# Action item
Filter the data below for the string "type" and copy each matching line.

# Supplied material
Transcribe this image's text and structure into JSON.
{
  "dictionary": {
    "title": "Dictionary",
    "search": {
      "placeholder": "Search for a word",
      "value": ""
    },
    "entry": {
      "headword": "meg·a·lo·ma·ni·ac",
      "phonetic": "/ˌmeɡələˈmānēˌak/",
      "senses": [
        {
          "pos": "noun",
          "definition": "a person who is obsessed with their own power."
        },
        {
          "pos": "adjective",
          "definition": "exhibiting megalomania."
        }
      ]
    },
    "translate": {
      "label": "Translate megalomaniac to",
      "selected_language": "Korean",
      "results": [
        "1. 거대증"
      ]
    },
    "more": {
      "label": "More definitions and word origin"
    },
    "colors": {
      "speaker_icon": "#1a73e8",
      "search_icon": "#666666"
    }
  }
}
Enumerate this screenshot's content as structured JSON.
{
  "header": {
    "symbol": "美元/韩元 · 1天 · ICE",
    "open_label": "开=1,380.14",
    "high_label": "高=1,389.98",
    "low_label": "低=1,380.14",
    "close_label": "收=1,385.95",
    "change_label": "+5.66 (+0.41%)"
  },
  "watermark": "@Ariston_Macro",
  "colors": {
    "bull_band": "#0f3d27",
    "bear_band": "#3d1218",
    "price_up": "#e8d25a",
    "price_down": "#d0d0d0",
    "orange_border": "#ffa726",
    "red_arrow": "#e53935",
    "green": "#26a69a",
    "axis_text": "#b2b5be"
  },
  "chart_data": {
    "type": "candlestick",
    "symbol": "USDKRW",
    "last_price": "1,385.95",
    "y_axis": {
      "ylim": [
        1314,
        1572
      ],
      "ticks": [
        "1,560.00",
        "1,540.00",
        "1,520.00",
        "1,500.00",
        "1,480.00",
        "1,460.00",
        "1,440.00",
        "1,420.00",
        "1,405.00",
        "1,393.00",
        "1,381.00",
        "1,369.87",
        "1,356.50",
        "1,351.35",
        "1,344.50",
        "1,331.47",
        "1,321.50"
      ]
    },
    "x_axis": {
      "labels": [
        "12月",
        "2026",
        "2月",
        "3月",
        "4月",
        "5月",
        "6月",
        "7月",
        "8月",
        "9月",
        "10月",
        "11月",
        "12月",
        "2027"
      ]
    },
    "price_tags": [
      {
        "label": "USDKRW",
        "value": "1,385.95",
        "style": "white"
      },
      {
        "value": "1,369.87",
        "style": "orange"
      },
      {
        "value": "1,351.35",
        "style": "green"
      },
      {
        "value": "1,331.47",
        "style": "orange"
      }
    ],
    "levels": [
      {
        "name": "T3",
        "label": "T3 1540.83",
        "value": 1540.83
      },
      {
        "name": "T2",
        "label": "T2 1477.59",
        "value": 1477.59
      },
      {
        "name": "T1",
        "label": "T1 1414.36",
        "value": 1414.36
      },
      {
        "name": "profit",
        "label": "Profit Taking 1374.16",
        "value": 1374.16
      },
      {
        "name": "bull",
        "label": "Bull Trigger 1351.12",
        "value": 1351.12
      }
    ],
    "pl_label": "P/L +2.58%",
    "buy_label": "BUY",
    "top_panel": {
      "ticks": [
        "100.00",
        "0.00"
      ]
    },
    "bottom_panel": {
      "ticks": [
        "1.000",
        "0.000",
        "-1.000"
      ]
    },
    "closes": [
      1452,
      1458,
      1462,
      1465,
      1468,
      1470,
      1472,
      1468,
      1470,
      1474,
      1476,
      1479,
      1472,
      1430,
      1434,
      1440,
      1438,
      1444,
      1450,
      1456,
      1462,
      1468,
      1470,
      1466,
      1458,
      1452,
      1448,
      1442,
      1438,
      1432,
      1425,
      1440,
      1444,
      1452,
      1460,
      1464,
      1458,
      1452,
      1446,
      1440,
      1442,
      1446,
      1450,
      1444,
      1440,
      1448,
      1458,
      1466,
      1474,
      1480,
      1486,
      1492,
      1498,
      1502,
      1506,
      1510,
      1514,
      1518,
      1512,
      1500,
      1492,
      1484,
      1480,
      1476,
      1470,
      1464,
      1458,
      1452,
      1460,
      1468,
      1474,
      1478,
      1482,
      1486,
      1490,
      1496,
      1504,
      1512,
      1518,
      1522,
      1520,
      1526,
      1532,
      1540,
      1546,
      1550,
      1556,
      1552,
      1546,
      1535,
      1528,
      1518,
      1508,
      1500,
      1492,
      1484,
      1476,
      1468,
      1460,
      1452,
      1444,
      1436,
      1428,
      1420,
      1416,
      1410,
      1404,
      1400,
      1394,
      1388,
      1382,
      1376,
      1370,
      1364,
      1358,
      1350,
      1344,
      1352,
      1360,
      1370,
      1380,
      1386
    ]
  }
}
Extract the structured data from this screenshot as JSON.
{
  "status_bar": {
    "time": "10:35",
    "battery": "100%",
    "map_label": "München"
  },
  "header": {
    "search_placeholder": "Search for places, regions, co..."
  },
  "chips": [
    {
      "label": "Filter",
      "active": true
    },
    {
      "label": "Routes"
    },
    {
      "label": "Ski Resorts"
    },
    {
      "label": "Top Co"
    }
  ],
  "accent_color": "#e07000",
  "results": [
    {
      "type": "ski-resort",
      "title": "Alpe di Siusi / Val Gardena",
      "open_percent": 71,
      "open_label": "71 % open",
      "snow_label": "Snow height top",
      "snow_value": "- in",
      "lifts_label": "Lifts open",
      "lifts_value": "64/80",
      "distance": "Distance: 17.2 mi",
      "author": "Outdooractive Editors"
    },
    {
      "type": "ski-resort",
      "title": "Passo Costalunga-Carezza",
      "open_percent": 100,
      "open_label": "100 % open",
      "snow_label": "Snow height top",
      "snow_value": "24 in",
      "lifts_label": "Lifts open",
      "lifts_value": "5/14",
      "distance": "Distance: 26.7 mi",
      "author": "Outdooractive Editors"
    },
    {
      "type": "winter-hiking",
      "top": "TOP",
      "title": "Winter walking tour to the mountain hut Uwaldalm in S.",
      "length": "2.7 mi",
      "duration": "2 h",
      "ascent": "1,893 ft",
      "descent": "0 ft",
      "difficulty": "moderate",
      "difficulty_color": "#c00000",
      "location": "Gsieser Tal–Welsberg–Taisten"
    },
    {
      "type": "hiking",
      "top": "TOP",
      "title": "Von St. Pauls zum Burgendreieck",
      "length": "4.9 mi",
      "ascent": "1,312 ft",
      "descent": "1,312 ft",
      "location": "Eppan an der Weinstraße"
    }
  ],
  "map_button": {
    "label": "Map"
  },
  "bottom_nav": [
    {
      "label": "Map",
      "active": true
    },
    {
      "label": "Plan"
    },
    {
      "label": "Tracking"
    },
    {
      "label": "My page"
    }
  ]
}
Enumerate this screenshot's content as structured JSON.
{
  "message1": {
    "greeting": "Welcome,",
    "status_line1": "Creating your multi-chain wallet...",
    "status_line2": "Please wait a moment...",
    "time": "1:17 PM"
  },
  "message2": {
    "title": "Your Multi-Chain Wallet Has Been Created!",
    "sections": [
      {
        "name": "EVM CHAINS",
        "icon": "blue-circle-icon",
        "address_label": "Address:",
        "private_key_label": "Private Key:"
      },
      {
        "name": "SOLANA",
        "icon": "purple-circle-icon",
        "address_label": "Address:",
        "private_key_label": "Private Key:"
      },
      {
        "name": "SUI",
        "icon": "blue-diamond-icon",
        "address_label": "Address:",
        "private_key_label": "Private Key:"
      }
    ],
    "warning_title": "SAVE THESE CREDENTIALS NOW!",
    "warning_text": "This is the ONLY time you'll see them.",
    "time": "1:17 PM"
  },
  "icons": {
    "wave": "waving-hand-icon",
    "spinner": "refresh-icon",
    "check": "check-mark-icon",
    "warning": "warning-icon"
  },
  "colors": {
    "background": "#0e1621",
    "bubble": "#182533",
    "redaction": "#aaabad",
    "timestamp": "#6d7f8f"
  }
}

# Final answer
    "type": "candlestick",
      "type": "ski-resort",
      "type": "ski-resort",
      "type": "winter-hiking",
      "type": "hiking",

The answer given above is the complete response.